There’s no doubt that the average number of Americans voting is atrocious, although there are signs of improvement.  Voter turnout since a low of 49 percent in 1996 has increased over the last 20 years, with 57 percent of American voters casting ballots in 2008, coincidentally, the year when Obama was first elected to office.

Many Americans have watched recent events unfold on TV and online, whether it’s Israel’s Prime Minister Benjamin Netanyahu speaking before Congress about U.S.-Iranian relations, to the GOP leadership absent from yesterday’s anniversary march in Selma, to Ferguson, Missouri, which prompted national outrage after a police officer shot and killed a black teenager last summer.

The president is right when he said that America always is evolving.  It’s a place where constituencies with opposite opinions converge to debate the future direction of the country, even though at times it gets messy and lives are lost.

America’s ongoing struggle in its pursuit of freedom and prosperity for its citizens should not be taken in vain.  So we may want to think twice about the power of one vote and how it can change or influence the future direction of a country and its aspirations.

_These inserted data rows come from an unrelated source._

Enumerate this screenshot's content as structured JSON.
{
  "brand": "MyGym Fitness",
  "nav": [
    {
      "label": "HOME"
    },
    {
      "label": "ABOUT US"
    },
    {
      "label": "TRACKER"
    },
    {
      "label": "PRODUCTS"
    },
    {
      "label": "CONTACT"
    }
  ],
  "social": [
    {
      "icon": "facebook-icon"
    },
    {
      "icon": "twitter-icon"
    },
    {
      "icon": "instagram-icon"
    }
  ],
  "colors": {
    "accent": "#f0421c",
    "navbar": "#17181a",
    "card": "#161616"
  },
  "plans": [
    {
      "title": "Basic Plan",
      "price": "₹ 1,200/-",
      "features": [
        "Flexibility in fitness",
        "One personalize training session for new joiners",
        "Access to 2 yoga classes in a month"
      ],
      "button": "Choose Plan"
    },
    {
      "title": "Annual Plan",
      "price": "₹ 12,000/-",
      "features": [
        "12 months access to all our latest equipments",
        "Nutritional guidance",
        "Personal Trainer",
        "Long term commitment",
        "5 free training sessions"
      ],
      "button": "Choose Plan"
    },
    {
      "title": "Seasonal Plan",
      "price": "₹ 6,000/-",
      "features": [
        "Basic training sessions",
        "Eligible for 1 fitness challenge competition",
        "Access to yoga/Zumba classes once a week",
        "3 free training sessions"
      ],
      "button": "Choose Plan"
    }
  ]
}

Fringe Candidates Can Generate Publicity, but Not Get Elected

Herman Cain’s presidential run cab be personified by the 1963 hit song “Only in America” by Jay and Americans, especially the verse “… can a kid without a cent get a break and maybe grow up to be president.”


Herman Cain “Smoking”

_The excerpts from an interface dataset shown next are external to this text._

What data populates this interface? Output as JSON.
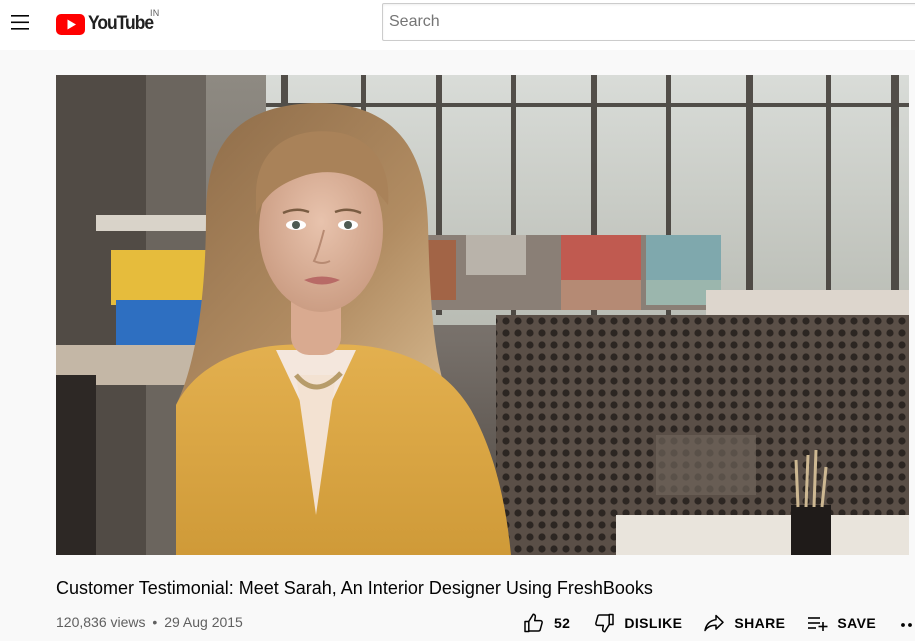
{
  "masthead": {
    "logo_text": "YouTube",
    "country_code": "IN",
    "search_placeholder": "Search",
    "brand_red": "#ff0000"
  },
  "video": {
    "title": "Customer Testimonial: Meet Sarah, An Interior Designer Using FreshBooks",
    "views": "120,836 views",
    "separator": "•",
    "date": "29 Aug 2015"
  },
  "actions": {
    "like_count": "52",
    "dislike_label": "DISLIKE",
    "share_label": "SHARE",
    "save_label": "SAVE"
  },
  "icons": {
    "menu": "hamburger-menu-icon",
    "like": "thumb-up-icon",
    "dislike": "thumb-down-icon",
    "share": "share-arrow-icon",
    "save": "playlist-add-icon",
    "more": "more-horizontal-icon"
  }
}
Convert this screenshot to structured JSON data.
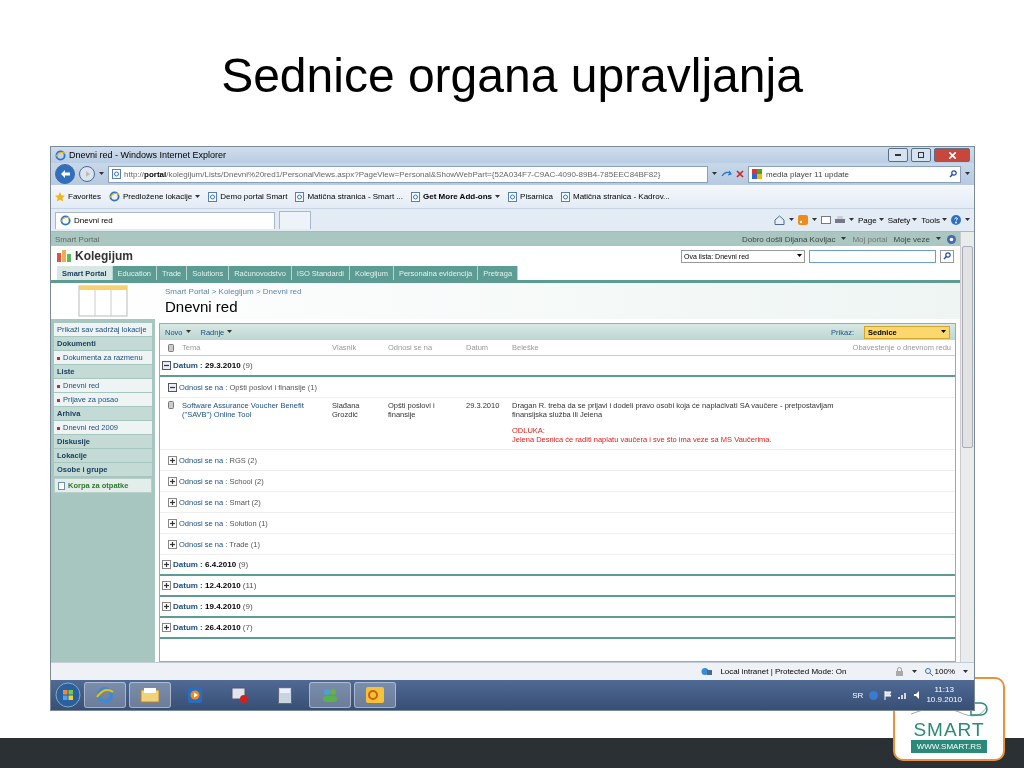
{
  "slide": {
    "title": "Sednice organa upravljanja"
  },
  "browser": {
    "title": "Dnevni red - Windows Internet Explorer",
    "address": "http://**portal**/kolegijum/Lists/Dnevni%20red1/PersonalViews.aspx?PageView=Personal&ShowWebPart={52A034F7-C9AC-4090-89B4-785EEC84BF82}",
    "search": "media player 11 update",
    "favorites": [
      {
        "kind": "favorites",
        "label": "Favorites"
      },
      {
        "kind": "menu",
        "label": "Predložene lokacije"
      },
      {
        "kind": "page",
        "label": "Demo portal Smart"
      },
      {
        "kind": "page",
        "label": "Matična stranica - Smart ..."
      },
      {
        "kind": "bold-menu",
        "label": "Get More Add-ons"
      },
      {
        "kind": "page",
        "label": "Pisarnica"
      },
      {
        "kind": "page",
        "label": "Matična stranica - Kadrov..."
      }
    ],
    "tab": "Dnevni red",
    "commands": [
      "Page",
      "Safety",
      "Tools"
    ],
    "status": "Local intranet | Protected Mode: On",
    "zoom": "100%"
  },
  "portal": {
    "site": "Smart Portal",
    "welcome": "Dobro došli Dijana Kovljac",
    "links": [
      "Moj portal",
      "Moje veze"
    ],
    "site_title": "Kolegijum",
    "search_scope": "Ova lista: Dnevni red",
    "nav": [
      {
        "label": "Smart Portal",
        "selected": true
      },
      {
        "label": "Education",
        "selected": false
      },
      {
        "label": "Trade",
        "selected": false
      },
      {
        "label": "Solutions",
        "selected": false
      },
      {
        "label": "Računovodstvo",
        "selected": false
      },
      {
        "label": "ISO Standardi",
        "selected": false
      },
      {
        "label": "Kolegijum",
        "selected": false
      },
      {
        "label": "Personalna evidencija",
        "selected": false
      },
      {
        "label": "Pretraga",
        "selected": false
      }
    ],
    "breadcrumb": "Smart Portal > Kolegijum > Dnevni red",
    "page_title": "Dnevni red",
    "quick_launch": [
      {
        "kind": "link",
        "label": "Prikaži sav sadržaj lokacije"
      },
      {
        "kind": "heading",
        "label": "Dokumenti"
      },
      {
        "kind": "item",
        "label": "Dokumenta za razmenu"
      },
      {
        "kind": "heading",
        "label": "Liste"
      },
      {
        "kind": "item",
        "label": "Dnevni red"
      },
      {
        "kind": "item",
        "label": "Prijave za posao"
      },
      {
        "kind": "heading",
        "label": "Arhiva"
      },
      {
        "kind": "item",
        "label": "Dnevni red 2009"
      },
      {
        "kind": "heading",
        "label": "Diskusije"
      },
      {
        "kind": "heading",
        "label": "Lokacije"
      },
      {
        "kind": "heading",
        "label": "Osobe i grupe"
      },
      {
        "kind": "recycle",
        "label": "Korpa za otpatke"
      }
    ],
    "toolbar": {
      "new": "Novo",
      "actions": "Radnje",
      "view_label": "Prikaz:",
      "view": "Sednice"
    },
    "columns": [
      "Tema",
      "Vlasnik",
      "Odnosi se na",
      "Datum",
      "Beleške",
      "Obavestenje o dnevnom redu"
    ],
    "groups": [
      {
        "label": "Datum :",
        "value": "29.3.2010",
        "count": "(9)",
        "expanded": true,
        "subgroups": [
          {
            "label": "Odnosi se na :",
            "value": "Opšti poslovi i finansije",
            "count": "(1)",
            "expanded": true,
            "rows": [
              {
                "tema": "Software Assurance Voucher Benefit (\"SAVB\") Online Tool",
                "vlasnik": "Slađana Grozdić",
                "odnosi": "Opšti poslovi i finansije",
                "datum": "29.3.2010",
                "beleske": "Dragan R. treba da se prijavi i dodeli pravo osobi koja će naplaćivati SA vaučere - pretpostavljam finansijska služba ili Jelena",
                "decision_label": "ODLUKA:",
                "decision": "Jelena Desnica će raditi naplatu vaučera i sve što ima veze sa MS Vaučerima."
              }
            ]
          },
          {
            "label": "Odnosi se na :",
            "value": "RGS",
            "count": "(2)",
            "expanded": false
          },
          {
            "label": "Odnosi se na :",
            "value": "School",
            "count": "(2)",
            "expanded": false
          },
          {
            "label": "Odnosi se na :",
            "value": "Smart",
            "count": "(2)",
            "expanded": false
          },
          {
            "label": "Odnosi se na :",
            "value": "Solution",
            "count": "(1)",
            "expanded": false
          },
          {
            "label": "Odnosi se na :",
            "value": "Trade",
            "count": "(1)",
            "expanded": false
          }
        ]
      },
      {
        "label": "Datum :",
        "value": "6.4.2010",
        "count": "(9)",
        "expanded": false
      },
      {
        "label": "Datum :",
        "value": "12.4.2010",
        "count": "(11)",
        "expanded": false
      },
      {
        "label": "Datum :",
        "value": "19.4.2010",
        "count": "(9)",
        "expanded": false
      },
      {
        "label": "Datum :",
        "value": "26.4.2010",
        "count": "(7)",
        "expanded": false
      }
    ]
  },
  "taskbar": {
    "language": "SR",
    "time": "11:13",
    "date": "10.9.2010"
  },
  "logo": {
    "name": "SMART",
    "url": "WWW.SMART.RS"
  }
}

The former Godfather’s Pizza CEO and current talk show host and circuit speaker has every right to run for president, despite current allegations of sexual harassment when he headed up the National Restaurant Association.

Before all the recent hoopla around Cain’s alleged sexual improprieties, the Republican presidential candidate was gaining momentum using his own success story as an alternative to other GOP bids for the White House.

His online “smile” and “smoking” ads however created a lot of media attention. It was really the last few seconds of a sinister-like smile that helped the video go viral and began to position Cain as some kind of fringe candidate. Scores of other mock videos were soon posted on the Web poking fun of Cain’s candidacy.

It’s highly doubtful that Cain will receive the GOP presidential nomination in 2012. But America is the land of opportunity. Anything can happen. Heck, in 2008 the U.S. voted Barack Obama as the first African-American president.

Other than race, there are few similarities between Obama and Cain let alone political parties. But America loves the underdog and at times is willing to bypass indiscretions among candidates and elected officials. Whether Cain can weather this political firestorm remains uncertain.

The real issue here is if a fringe candidate can get elected. Does Ralph Nader ring a bell? This well-known consumer advocate has unsuccessfully run for president five times. His celebrity however has helped his career as an author, lecturer and political activist. Not bad, eh? The same goes for Donald Trump who recently dropped his 2012 presidential bid. Even though he was never going to get his party’s nod, Trump used the opportunity to generate media coverage for his own brand and promote his next book, “How to run for President.” Just kidding about the book.

Is media to blame for giving these candidates too much attention? That can be debated either way. Controversy and human interest are key news drivers. Herman Cain’s story has both elements. It’s this scenario that will enable Cain to sell more stuff, but prevent him from winning the presidency.